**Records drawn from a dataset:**
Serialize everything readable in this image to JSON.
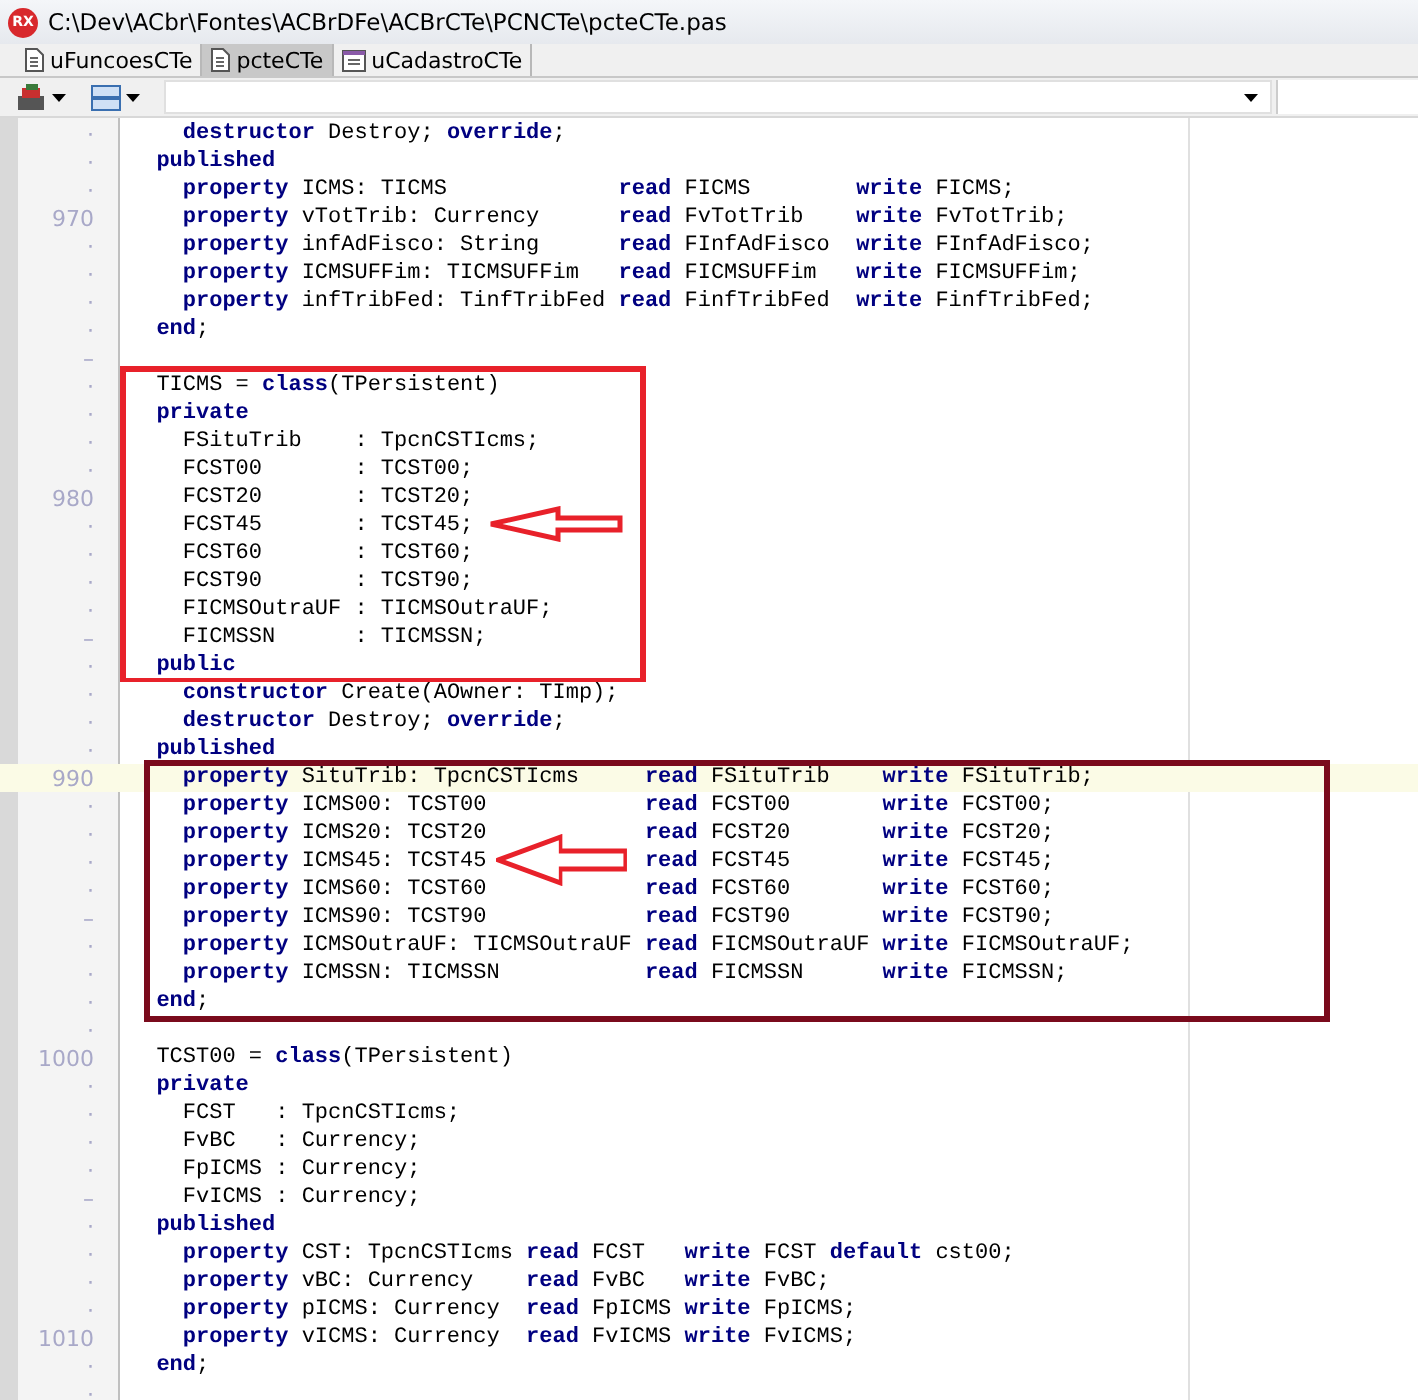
{
  "window": {
    "badge": "RX",
    "title": "C:\\Dev\\ACbr\\Fontes\\ACBrDFe\\ACBrCTe\\PCNCTe\\pcteCTe.pas"
  },
  "tabs": [
    {
      "label": "uFuncoesCTe",
      "selected": false,
      "kind": "unit"
    },
    {
      "label": "pcteCTe",
      "selected": true,
      "kind": "unit"
    },
    {
      "label": "uCadastroCTe",
      "selected": false,
      "kind": "form"
    }
  ],
  "editor": {
    "lines": [
      {
        "gutter": "·",
        "current": false,
        "code": "    **destructor** Destroy; **override**;"
      },
      {
        "gutter": "·",
        "current": false,
        "code": "  **published**"
      },
      {
        "gutter": "·",
        "current": false,
        "code": "    **property** ICMS: TICMS             **read** FICMS        **write** FICMS;"
      },
      {
        "gutter": "970",
        "current": false,
        "code": "    **property** vTotTrib: Currency      **read** FvTotTrib    **write** FvTotTrib;"
      },
      {
        "gutter": "·",
        "current": false,
        "code": "    **property** infAdFisco: String      **read** FInfAdFisco  **write** FInfAdFisco;"
      },
      {
        "gutter": "·",
        "current": false,
        "code": "    **property** ICMSUFFim: TICMSUFFim   **read** FICMSUFFim   **write** FICMSUFFim;"
      },
      {
        "gutter": "·",
        "current": false,
        "code": "    **property** infTribFed: TinfTribFed **read** FinfTribFed  **write** FinfTribFed;"
      },
      {
        "gutter": "·",
        "current": false,
        "code": "  **end**;"
      },
      {
        "gutter": "–",
        "current": false
      },
      {
        "gutter": "·",
        "current": false,
        "code": "  TICMS = **class**(TPersistent)"
      },
      {
        "gutter": "·",
        "current": false,
        "code": "  **private**"
      },
      {
        "gutter": "·",
        "current": false,
        "code": "    FSituTrib    : TpcnCSTIcms;"
      },
      {
        "gutter": "·",
        "current": false,
        "code": "    FCST00       : TCST00;"
      },
      {
        "gutter": "980",
        "current": false,
        "code": "    FCST20       : TCST20;"
      },
      {
        "gutter": "·",
        "current": false,
        "code": "    FCST45       : TCST45;"
      },
      {
        "gutter": "·",
        "current": false,
        "code": "    FCST60       : TCST60;"
      },
      {
        "gutter": "·",
        "current": false,
        "code": "    FCST90       : TCST90;"
      },
      {
        "gutter": "·",
        "current": false,
        "code": "    FICMSOutraUF : TICMSOutraUF;"
      },
      {
        "gutter": "–",
        "current": false,
        "code": "    FICMSSN      : TICMSSN;"
      },
      {
        "gutter": "·",
        "current": false,
        "code": "  **public**"
      },
      {
        "gutter": "·",
        "current": false,
        "code": "    **constructor** Create(AOwner: TImp);"
      },
      {
        "gutter": "·",
        "current": false,
        "code": "    **destructor** Destroy; **override**;"
      },
      {
        "gutter": "·",
        "current": false,
        "code": "  **published**"
      },
      {
        "gutter": "990",
        "current": true,
        "code": "    **property** SituTrib: TpcnCSTIcms     **read** FSituTrib    **write** FSituTrib;"
      },
      {
        "gutter": "·",
        "current": false,
        "code": "    **property** ICMS00: TCST00            **read** FCST00       **write** FCST00;"
      },
      {
        "gutter": "·",
        "current": false,
        "code": "    **property** ICMS20: TCST20            **read** FCST20       **write** FCST20;"
      },
      {
        "gutter": "·",
        "current": false,
        "code": "    **property** ICMS45: TCST45            **read** FCST45       **write** FCST45;"
      },
      {
        "gutter": "·",
        "current": false,
        "code": "    **property** ICMS60: TCST60            **read** FCST60       **write** FCST60;"
      },
      {
        "gutter": "–",
        "current": false,
        "code": "    **property** ICMS90: TCST90            **read** FCST90       **write** FCST90;"
      },
      {
        "gutter": "·",
        "current": false,
        "code": "    **property** ICMSOutraUF: TICMSOutraUF **read** FICMSOutraUF **write** FICMSOutraUF;"
      },
      {
        "gutter": "·",
        "current": false,
        "code": "    **property** ICMSSN: TICMSSN           **read** FICMSSN      **write** FICMSSN;"
      },
      {
        "gutter": "·",
        "current": false,
        "code": "  **end**;"
      },
      {
        "gutter": "·",
        "current": false
      },
      {
        "gutter": "1000",
        "current": false,
        "code": "  TCST00 = **class**(TPersistent)"
      },
      {
        "gutter": "·",
        "current": false,
        "code": "  **private**"
      },
      {
        "gutter": "·",
        "current": false,
        "code": "    FCST   : TpcnCSTIcms;"
      },
      {
        "gutter": "·",
        "current": false,
        "code": "    FvBC   : Currency;"
      },
      {
        "gutter": "·",
        "current": false,
        "code": "    FpICMS : Currency;"
      },
      {
        "gutter": "–",
        "current": false,
        "code": "    FvICMS : Currency;"
      },
      {
        "gutter": "·",
        "current": false,
        "code": "  **published**"
      },
      {
        "gutter": "·",
        "current": false,
        "code": "    **property** CST: TpcnCSTIcms **read** FCST   **write** FCST **default** cst00;"
      },
      {
        "gutter": "·",
        "current": false,
        "code": "    **property** vBC: Currency    **read** FvBC   **write** FvBC;"
      },
      {
        "gutter": "·",
        "current": false,
        "code": "    **property** pICMS: Currency  **read** FpICMS **write** FpICMS;"
      },
      {
        "gutter": "1010",
        "current": false,
        "code": "    **property** vICMS: Currency  **read** FvICMS **write** FvICMS;"
      },
      {
        "gutter": "·",
        "current": false,
        "code": "  **end**;"
      },
      {
        "gutter": "·",
        "current": false
      }
    ]
  }
}
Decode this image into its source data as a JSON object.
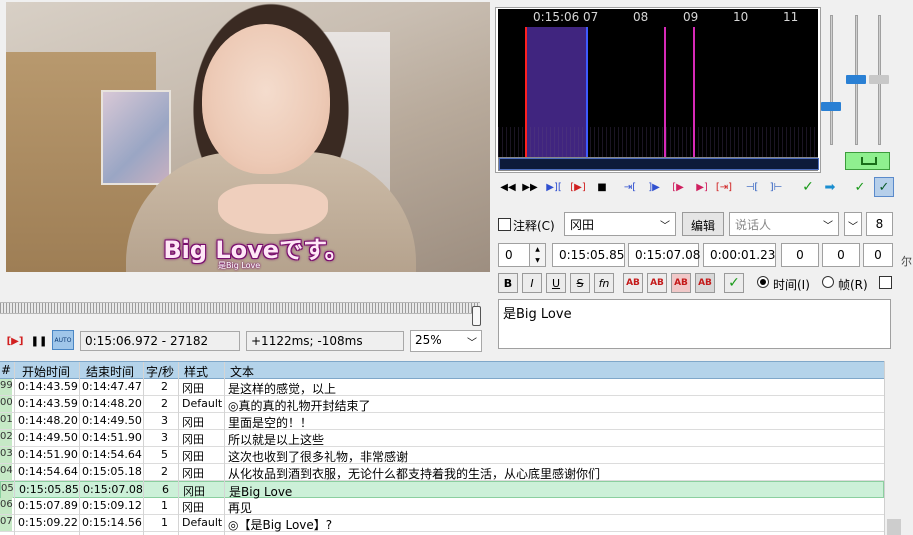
{
  "video": {
    "subtitle_main": "Big Loveです。",
    "subtitle_small": "是Big Love"
  },
  "playback": {
    "timecode": "0:15:06.972 - 27182",
    "offset": "+1122ms; -108ms",
    "zoom": "25%",
    "auto_label": "AUTO"
  },
  "audio": {
    "time_labels": [
      "0:15:06",
      "07",
      "08",
      "09",
      "10",
      "11"
    ],
    "auto_label": "AUTO"
  },
  "editor": {
    "comment_label": "注释(C)",
    "style": "冈田",
    "edit_label": "编辑",
    "actor_placeholder": "说话人",
    "layer": "8",
    "layer_value": "0",
    "start_time": "0:15:05.85",
    "end_time": "0:15:07.08",
    "duration": "0:00:01.23",
    "margin_l": "0",
    "margin_r": "0",
    "margin_v": "0",
    "format_buttons": [
      "B",
      "I",
      "U",
      "S",
      "fn"
    ],
    "time_radio_label": "时间(I)",
    "frame_radio_label": "帧(R)",
    "text": "是Big Love",
    "side_char": "尔"
  },
  "grid": {
    "headers": {
      "num": "#",
      "start": "开始时间",
      "end": "结束时间",
      "cps": "字/秒",
      "style": "样式",
      "text": "文本"
    },
    "rows": [
      {
        "num": "99",
        "start": "0:14:43.59",
        "end": "0:14:47.47",
        "cps": "2",
        "style": "冈田",
        "text": "是这样的感觉，以上"
      },
      {
        "num": "00",
        "start": "0:14:43.59",
        "end": "0:14:48.20",
        "cps": "2",
        "style": "Default",
        "text": "◎真的真的礼物开封结束了"
      },
      {
        "num": "01",
        "start": "0:14:48.20",
        "end": "0:14:49.50",
        "cps": "3",
        "style": "冈田",
        "text": "里面是空的！！"
      },
      {
        "num": "02",
        "start": "0:14:49.50",
        "end": "0:14:51.90",
        "cps": "3",
        "style": "冈田",
        "text": "所以就是以上这些"
      },
      {
        "num": "03",
        "start": "0:14:51.90",
        "end": "0:14:54.64",
        "cps": "5",
        "style": "冈田",
        "text": "这次也收到了很多礼物，非常感谢"
      },
      {
        "num": "04",
        "start": "0:14:54.64",
        "end": "0:15:05.18",
        "cps": "2",
        "style": "冈田",
        "text": "从化妆品到酒到衣服，无论什么都支持着我的生活，从心底里感谢你们"
      },
      {
        "num": "05",
        "start": "0:15:05.85",
        "end": "0:15:07.08",
        "cps": "6",
        "style": "冈田",
        "text": "是Big Love"
      },
      {
        "num": "06",
        "start": "0:15:07.89",
        "end": "0:15:09.12",
        "cps": "1",
        "style": "冈田",
        "text": "再见"
      },
      {
        "num": "07",
        "start": "0:15:09.22",
        "end": "0:15:14.56",
        "cps": "1",
        "style": "Default",
        "text": "◎【是Big Love】?"
      }
    ],
    "selected_index": 6
  }
}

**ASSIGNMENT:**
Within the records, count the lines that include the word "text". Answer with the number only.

**REPLY:**
11